A follow-up study by the accounting office in 2002 said that the F.D.A.'s "inspection database is so severely flawed" that "it should not be used to assess compliance" with the feed ban. Indeed, 14 years after Britain announced its ban on feeding cattle proteins to cattle, the Food and Drug Administration still did not have a complete listing of the American companies rendering cattle and manufacturing cattle feed.
The Washington State Holstein at the center of the current mad cow crisis may have been born in Canada, but even that possibility offers little assurance about the state of mad cow disease in the United States. Last year 1.7 million live cattle were imported from Canada — and almost a million more came from Mexico, a country whose agricultural ministry has been even slower than its American counterpart to impose strict safeguards against mad cow disease.
Last year the Agriculture Department tested only 20,000 cattle for bovine spongiform encephalopathy, out of the roughly 35 million slaughtered. Belgium, with a cattle population a small fraction of ours, tested about 20 times that number for the disease. Japan tests every cow and steer that people are going to eat.

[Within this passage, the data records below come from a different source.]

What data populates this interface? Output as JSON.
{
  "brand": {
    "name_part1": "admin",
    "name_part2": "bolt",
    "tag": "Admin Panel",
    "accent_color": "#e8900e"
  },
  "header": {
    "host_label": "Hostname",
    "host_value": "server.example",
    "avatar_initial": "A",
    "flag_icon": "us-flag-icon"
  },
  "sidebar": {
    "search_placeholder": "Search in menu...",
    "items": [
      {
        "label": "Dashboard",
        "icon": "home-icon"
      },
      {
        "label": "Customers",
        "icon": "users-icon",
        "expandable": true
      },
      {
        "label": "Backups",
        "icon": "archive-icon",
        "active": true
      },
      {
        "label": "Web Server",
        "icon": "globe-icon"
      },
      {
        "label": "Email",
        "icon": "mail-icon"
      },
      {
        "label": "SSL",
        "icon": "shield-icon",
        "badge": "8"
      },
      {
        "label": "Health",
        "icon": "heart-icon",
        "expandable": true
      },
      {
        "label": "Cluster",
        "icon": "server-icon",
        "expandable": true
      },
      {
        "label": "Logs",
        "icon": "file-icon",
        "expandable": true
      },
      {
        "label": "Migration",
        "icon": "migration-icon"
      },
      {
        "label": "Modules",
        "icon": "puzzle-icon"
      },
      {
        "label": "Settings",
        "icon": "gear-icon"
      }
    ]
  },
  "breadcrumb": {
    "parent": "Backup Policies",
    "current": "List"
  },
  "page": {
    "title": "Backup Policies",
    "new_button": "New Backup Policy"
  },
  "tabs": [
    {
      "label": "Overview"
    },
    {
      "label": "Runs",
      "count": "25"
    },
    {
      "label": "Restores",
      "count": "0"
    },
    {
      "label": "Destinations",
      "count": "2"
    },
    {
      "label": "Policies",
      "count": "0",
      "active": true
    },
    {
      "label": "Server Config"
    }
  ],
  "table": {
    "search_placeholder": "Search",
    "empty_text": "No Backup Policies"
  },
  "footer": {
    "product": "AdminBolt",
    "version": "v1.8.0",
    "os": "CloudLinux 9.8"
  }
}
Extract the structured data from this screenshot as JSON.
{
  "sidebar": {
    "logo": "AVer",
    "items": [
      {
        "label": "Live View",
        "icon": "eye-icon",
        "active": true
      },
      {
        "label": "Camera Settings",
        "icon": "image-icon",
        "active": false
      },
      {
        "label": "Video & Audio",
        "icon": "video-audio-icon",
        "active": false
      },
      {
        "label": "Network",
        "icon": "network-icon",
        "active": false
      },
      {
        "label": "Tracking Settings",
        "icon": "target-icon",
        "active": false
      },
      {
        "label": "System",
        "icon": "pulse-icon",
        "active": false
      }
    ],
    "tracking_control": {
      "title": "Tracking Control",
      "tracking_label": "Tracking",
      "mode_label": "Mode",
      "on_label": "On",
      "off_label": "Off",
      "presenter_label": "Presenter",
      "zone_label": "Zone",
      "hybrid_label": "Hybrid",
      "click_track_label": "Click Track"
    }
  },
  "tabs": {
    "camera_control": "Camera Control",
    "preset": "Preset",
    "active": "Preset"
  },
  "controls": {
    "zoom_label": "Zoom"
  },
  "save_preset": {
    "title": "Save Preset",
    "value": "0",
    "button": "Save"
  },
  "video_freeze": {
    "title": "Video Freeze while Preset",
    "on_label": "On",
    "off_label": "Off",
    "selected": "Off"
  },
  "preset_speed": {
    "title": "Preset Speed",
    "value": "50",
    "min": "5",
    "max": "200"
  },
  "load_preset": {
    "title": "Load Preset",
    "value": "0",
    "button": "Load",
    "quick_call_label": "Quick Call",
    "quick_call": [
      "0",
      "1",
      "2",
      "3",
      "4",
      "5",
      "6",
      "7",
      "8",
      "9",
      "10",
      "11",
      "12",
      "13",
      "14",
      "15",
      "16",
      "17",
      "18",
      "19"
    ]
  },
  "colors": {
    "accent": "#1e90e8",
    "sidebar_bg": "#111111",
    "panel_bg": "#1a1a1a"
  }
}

Instead of testing American cattle, the government has heavily relied on work by the Harvard Center for Risk Analysis to determine how much of a threat mad cow disease poses to the United States. For the past week the Agriculture Department has emphasized the reassuring findings of these Harvard studies, but a closer examination of them is not comforting. Although thorough and well intended, they are based on computer models of how mad cow disease might spread. Their accuracy is dependent on their underlying assumptions. "Our model is not amenable to formal validation," says the Harvard group in its main report, "because there are no controlled experiments in which the introduction and consequences of B.S.E. introduction to a country has been monitored and measured."
Unfortunately, "formal validation" is exactly what we need. And the only way to get it is to begin widespread testing of American cattle for mad cow disease — with particular focus on dairy cattle, the animals at highest risk for the disease and whose meat provides most of the nation's fast food hamburgers.
In addition, we need to give the federal government mandatory recall powers, so that any contaminated or suspect meat can be swiftly removed from the market. As of now all meat recalls are voluntary and remarkably ineffective at getting bad meat off supermarket shelves. And most of all, we need to create an independent food safety agency whose sole responsibility is to protect the public health. Let the Agriculture Department continue to promote American meat worldwide — but empower a new agency to ensure that meat is safe to eat.
Yes, the threat to human health posed by mad cow remains uncertain. But testing American cattle for dangerous pathogens will increase the cost of beef by just pennies per pound. Failing to do so could impose a far higher price, both in dollars and in human suffering.
Eric Schlosser is author of "Fast Food Nation" and "Reefer Madness."